James Russell Lowell, Among my books, Wordsworth. (search)
ordsworth composed chiefly in the open air. It did not prevent him from writing a pamphlet upon the Convention of Cintra, which was published too late to attract much attention, though Lamb says that its effect upon him was like that which one of Milton's tracts might have had upon a contemporary. Wordsworth's pamphlet will fail of producing any general effect, because the sentences are long and involved; and his friend De Quincey, who corrected the press, has rendered them more obscure by an g emotion. He excels in monologue, and the law of the sonnet tempers monologue with mercy. In The Excursion we are driven to the subterfuge of a French verdict of extenuating circumstances. His mind had not that reach and elemental movement of Milton's, which, like the trade-wind, gathered to itself thoughts and images like stately fleets from every quarter; some deep with silks and spicery, some brooding over the silent thunders of their battailous armaments, but all swept forward in their d
James Russell Lowell, Among my books, Milton. (search)
1638-1643. London and New York: Macmillan & Co. 1871. 8vo. pp. XII, 608. The Poetical Works of John Milton, edited, with Introduction, Notes, and an Essay on Milton's English, by David Masson, M. A., Ll. D., Professor of Rhetoric and English Literature in the University of Edinburgh. 3 vols. 8vo. Macmillan & Co. 1874. if ting Milton to his thirty-fifth year, and an interval of eleven years stretches between the dates of the first and second instalments of his published labors. As Milton's literary life properly begins at twenty-one, with the Ode on the Nativity, and as by far the more important part of it lies between the year at which we are arry encountered, and the eddies that may at any time slip us back to the reformation in Scotland or the settlement of New England; when we consider, moreover, that Milton's life overlapped the grand siecle of French literature, with its irresistible temptations to digression and homily for a man of Mr. Masson's temperament, we may
James Russell Lowell, Among my books, Keats. (search)

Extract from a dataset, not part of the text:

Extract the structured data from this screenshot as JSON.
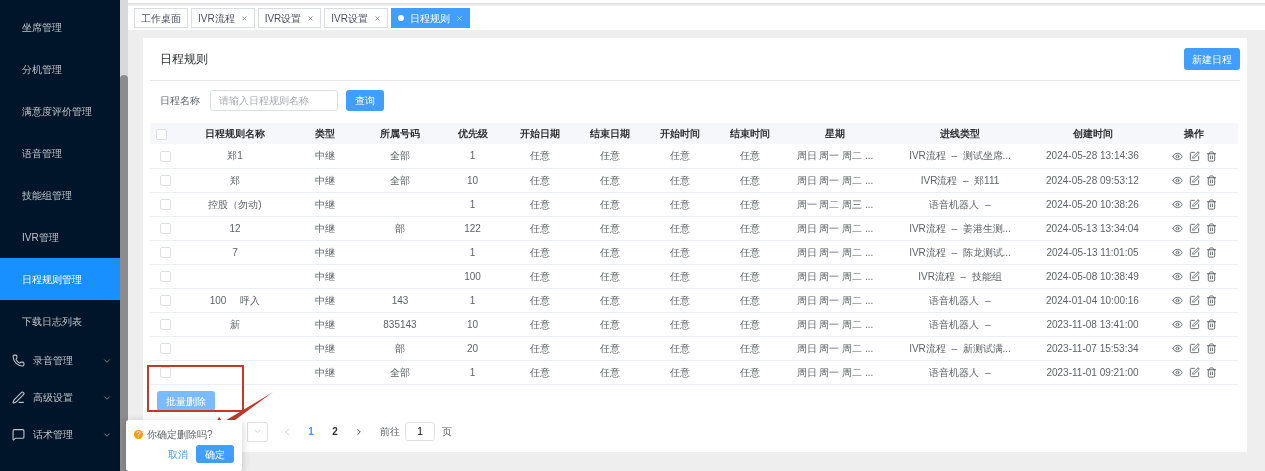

ttention, and the rest of this year seems to have been occupied with a journey on foot in Scotland, and the composition of Endymion, which was published in 1818. Milton's Tetrachordon was not better abused; but Milton's assailants were unorganized, and were obliged each to print and pay for his own dingy little quarto, trusting Milton's assailants were unorganized, and were obliged each to print and pay for his own dingy little quarto, trusting to the natural laws of demand and supply to furnish him with readers. Keats was arraigned by the constituted authorities of literary justice. They might be, nay, they were Jeffrieses and Scroggses, but the sentence was published, and the penalty inflicted before all England. The difference between his fortune and Milton's was tMilton's was that between being pelted by a mob of personal enemies and being set in the pillory. In the first case, the annoyance brushes off mostly with the mud; in the last, there is no solace but the consciousness of suffering in a great cause. This solace, to a certain extent, Keats had; for his ambition was noble, and he hoped not to ma